LMN Architects is pleased to celebrate the opening of the new Edward J. Minskoff Pavilion at Michigan State University on September 27th, 2019. The building combines state-of-the-art teaching facilities with social spaces and establishes a new front door for the Broad College of Business.

The Edward J. Minskoff Pavilion at Michigan State University transforms the Eli Broad College of Business into a unified complex at the forefront of business education. The three-story, 100,000-square-foot structure combines modern teaching facilities with contemporary social spaces, creating a socially active learning environment for students, faculty, corporate partners, and alumni to collaborate in forming future generations of business leaders. Technology integration, classrooms, and flexible spaces promote academic and professional excellence, uniquely suited to problem solving in today’s global marketplace.

Sanjay Gupta, Eli and Edythe L. Broad Dean, comments: “The Minskoff Pavilion is unlike any other project the university has seen and represents the next phase of higher education. We placed an intentional emphasis on the pavilion’s architecture and classroom designs to enhance the experience that each student will have and it has been a pleasure working with LMN Architects to accomplish this. Broad Spartans have a new building on campus to call home where they can unleash their creativity and benefit from a space that is focused on collaboration and teamwork.”

Rafael Viñoly-Menendez, Design Partner, comments: “From our first conversations on the project, Dean Gupta expressed a clear vision for the building: a place that would not only foster learning, collaboration, and engagement with alumni and the business community, but also a facility that would weave the existing spaces to create a more cohesive “campus within a campus.”

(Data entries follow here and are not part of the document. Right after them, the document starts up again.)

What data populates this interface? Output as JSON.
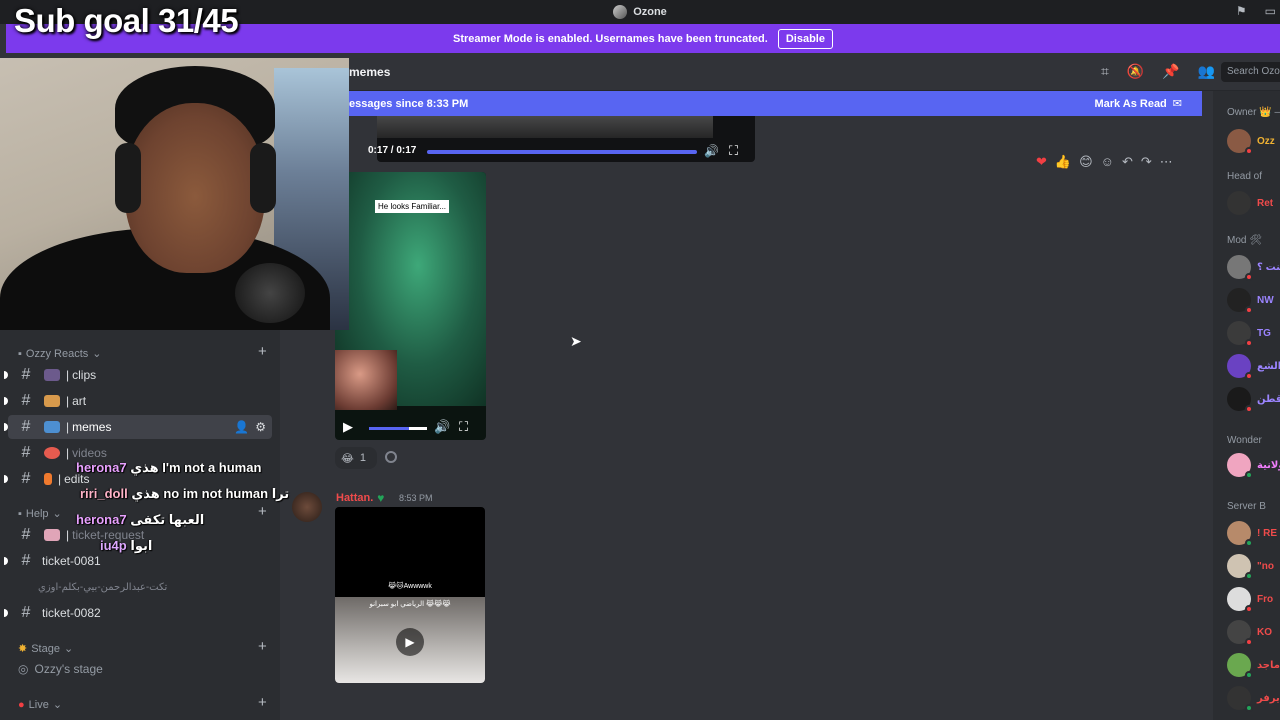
{
  "overlay": {
    "sub_goal": "Sub goal 31/45"
  },
  "titlebar": {
    "server_name": "Ozone"
  },
  "banner": {
    "text": "Streamer Mode is enabled. Usernames have been truncated.",
    "disable_label": "Disable"
  },
  "header": {
    "channel_name": "memes",
    "search_placeholder": "Search Ozo"
  },
  "new_messages": {
    "text": "essages since 8:33 PM",
    "mark_read": "Mark As Read"
  },
  "sidebar": {
    "category": "Ozzy Reacts",
    "channels": [
      {
        "label": "clips"
      },
      {
        "label": "art"
      },
      {
        "label": "memes"
      },
      {
        "label": "videos"
      },
      {
        "label": "edits"
      }
    ],
    "help_category": "Help",
    "ticket_request": "ticket-request",
    "tickets": [
      "ticket-0081",
      "تكت-عبدالرحمن-بيي-بكلم-اوزي",
      "ticket-0082"
    ],
    "stage_category": "Stage",
    "stage_channel": "Ozzy's stage",
    "live_category": "Live"
  },
  "chat_overlay": [
    {
      "user": "herona7",
      "text": "هذي I'm not a human"
    },
    {
      "user": "riri_doll",
      "text": "هذي no im not human ترا"
    },
    {
      "user": "herona7",
      "text": "العبها تكفى"
    },
    {
      "user": "iu4p",
      "text": "ابوا"
    }
  ],
  "messages": {
    "video1_time": "0:17 / 0:17",
    "video2_caption": "He looks Familiar...",
    "reaction_count": "1",
    "msg2_author": "Hattan.",
    "msg2_time": "8:53 PM",
    "video3_title": "😹🐱Awwwwk",
    "video3_sub": "الرياضي ابو سبرانو 😹😹😹"
  },
  "members": {
    "roles": [
      "Owner 👑 —",
      "Head of",
      "Mod 🛠",
      "Wonder",
      "Server B"
    ],
    "names": [
      "Ozz",
      "Ret",
      "جنت ؟",
      "NW",
      "TG",
      "الشع",
      "قطن",
      "ولانية",
      "! RE",
      "\"no",
      "Fro",
      "KO",
      "ماجد",
      "يرفر"
    ]
  }
}
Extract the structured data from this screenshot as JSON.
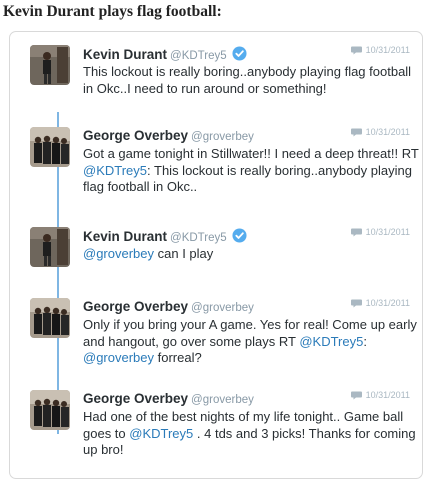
{
  "headline": "Kevin Durant plays flag football:",
  "tweets": [
    {
      "name": "Kevin Durant",
      "handle": "@KDTrey5",
      "verified": true,
      "date": "10/31/2011",
      "text_1": "This lockout is really boring..anybody playing flag football in Okc..I need to run around or something!"
    },
    {
      "name": "George Overbey",
      "handle": "@groverbey",
      "verified": false,
      "date": "10/31/2011",
      "text_1": "Got a game tonight in Stillwater!! I need a deep threat!! RT ",
      "mention_1": "@KDTrey5",
      "text_2": ": This lockout is really boring..anybody playing flag football in Okc.."
    },
    {
      "name": "Kevin Durant",
      "handle": "@KDTrey5",
      "verified": true,
      "date": "10/31/2011",
      "mention_1": "@groverbey",
      "text_1": " can I play"
    },
    {
      "name": "George Overbey",
      "handle": "@groverbey",
      "verified": false,
      "date": "10/31/2011",
      "text_1": "Only if you bring your A game. Yes for real! Come up early and hangout, go over some plays RT ",
      "mention_1": "@KDTrey5",
      "text_2": ": ",
      "mention_2": "@groverbey",
      "text_3": " forreal?"
    },
    {
      "name": "George Overbey",
      "handle": "@groverbey",
      "verified": false,
      "date": "10/31/2011",
      "text_1": "Had one of the best nights of my life tonight.. Game ball goes to ",
      "mention_1": "@KDTrey5",
      "text_2": " . 4 tds and 3 picks! Thanks for coming up bro!"
    }
  ],
  "colors": {
    "mention": "#2b7bb9",
    "verified": "#55acee",
    "thread_line": "#7fb6e3"
  }
}
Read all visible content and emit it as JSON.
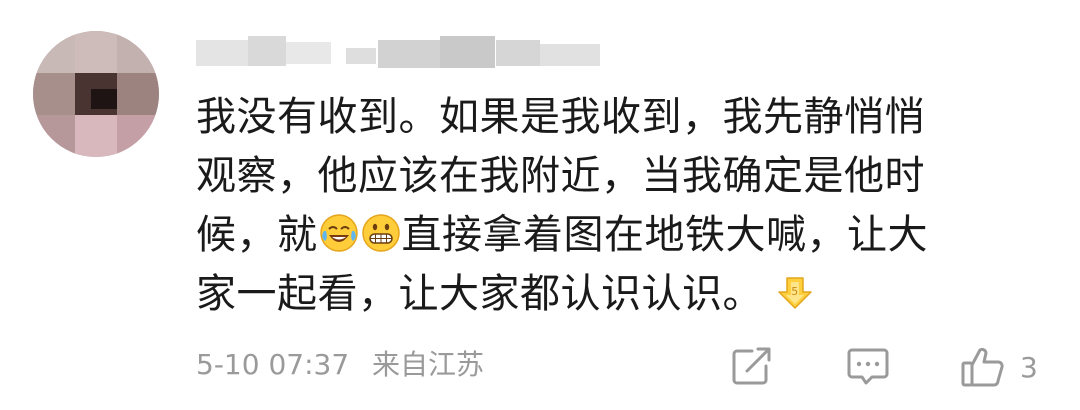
{
  "comment": {
    "author": {
      "name": "",
      "avatar": "avatar-image-mosaic"
    },
    "lines": [
      "我没有收到。如果是我收到，我先静悄悄",
      "观察，他应该在我附近，当我确定是他时",
      {
        "before": "候，就",
        "emojis": [
          "laughing-tears-emoji",
          "grinning-emoji"
        ],
        "after": "直接拿着图在地铁大喊，让大"
      },
      {
        "text": "家一起看，让大家都认识认识。",
        "emoji": "yellow-arrow-emoji"
      }
    ],
    "time": "5-10 07:37",
    "location": "来自江苏"
  },
  "actions": {
    "share_icon": "share-icon",
    "reply_icon": "reply-icon",
    "like_icon": "thumbs-up-icon",
    "like_count": "3"
  },
  "colors": {
    "text": "#1a1a1a",
    "meta": "#9a9a9a",
    "background": "#ffffff"
  }
}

He was equally inspired by the opportunity to connect the interior spaces to nature as an essential element of the students’ well-being. And above all, the building needed to welcome all students, and not be perceived as exclusively a benefit to the business school.”

Located within the heart of the university along the Red Cedar River, the massing and geometry of the building complete the sequence of spaces in the college’s existing facilities while creating a new connection to the river walk. A riparian meadow is designed to both manage storm water and reestablish a natural habitat along the Red Cedar River.

Inspired by Broad College’s team-based community culture, the design weaves together classrooms, team rooms, and social spaces at a variety of scales. These program elements permeate all aspects of the academic experience, with an emphasis on collaborative environments supporting the college’s cutting-edge research curriculum.

Robert Smith, Principal, comments: “We worked with the college to complete the existing complex instead of just creating an addition. This meant clear circulation routes that tied all of their buildings together and providing lounge, food service, team work, and event spaces that were missing from the existing buildings. These amenities are already having a dramatic impact on the amount of time students spend in the building – which directly improves social performance and goal attainment.”

A central communal atrium is framed by two program “bars” that focus views through the building to the river and landscape beyond. Classrooms, student services and administrative spaces are dispersed through all levels and are arranged around this central social space. Skylights and clerestory windows along the length of the atrium fill the space with natural light and encourage continuous student use for independent study, group projects, and informal meetings.

Rafael Viñoly-Menendez, Design Partner, comments: “The atrium was designed to be the ‘heart’ of the Broad College of Business, the place where students can gather, as individuals and a community, to share experiences. At the campus level, it connects Shaw Lane and the College of Law visually to the river, reinforcing MSU’s foundational connection to nature as a Land Grant institution.”

The atrium celebrates a sense of arrival, providing a new hub for Broad College to host college-wide events, recruitment fairs, informal gatherings, and team collaboration. Circulation balconies overlooking the atrium lead to flat/flexible and tiered/case study classrooms for face-to-face discussions, technology-enabled active learning, and networking. A central feature of the atrium are generous amphitheater stairs, navigating a one-story descent from the main entry down to the ground floor, which houses the café, student lounge, team rooms, garden courtyard, and a terrace with seating steps, opening to the river.

The pavilion’s masonry, glass, and metal exterior express the contemporary functionality of its forward-looking programs while complementing the materials and sensibility of the surrounding campus architecture.

Rafael Viñoly-Menendez, Design Partner, comments: “Working within an Integrated Project Delivery framework, our team of LMN, FTCH, OLIN and Clark Construction collaborated with MSU’s Infrastructure Planning and Facilities staff to successfully deliver Dean Gupta’s vision for the new building. Fundamentally for us, the goal was to design a facility that fosters collaboration, connection and shared discoveries. The Minskoff Pavilion will hopefully play its part in the social experience of generations of future Spartans.”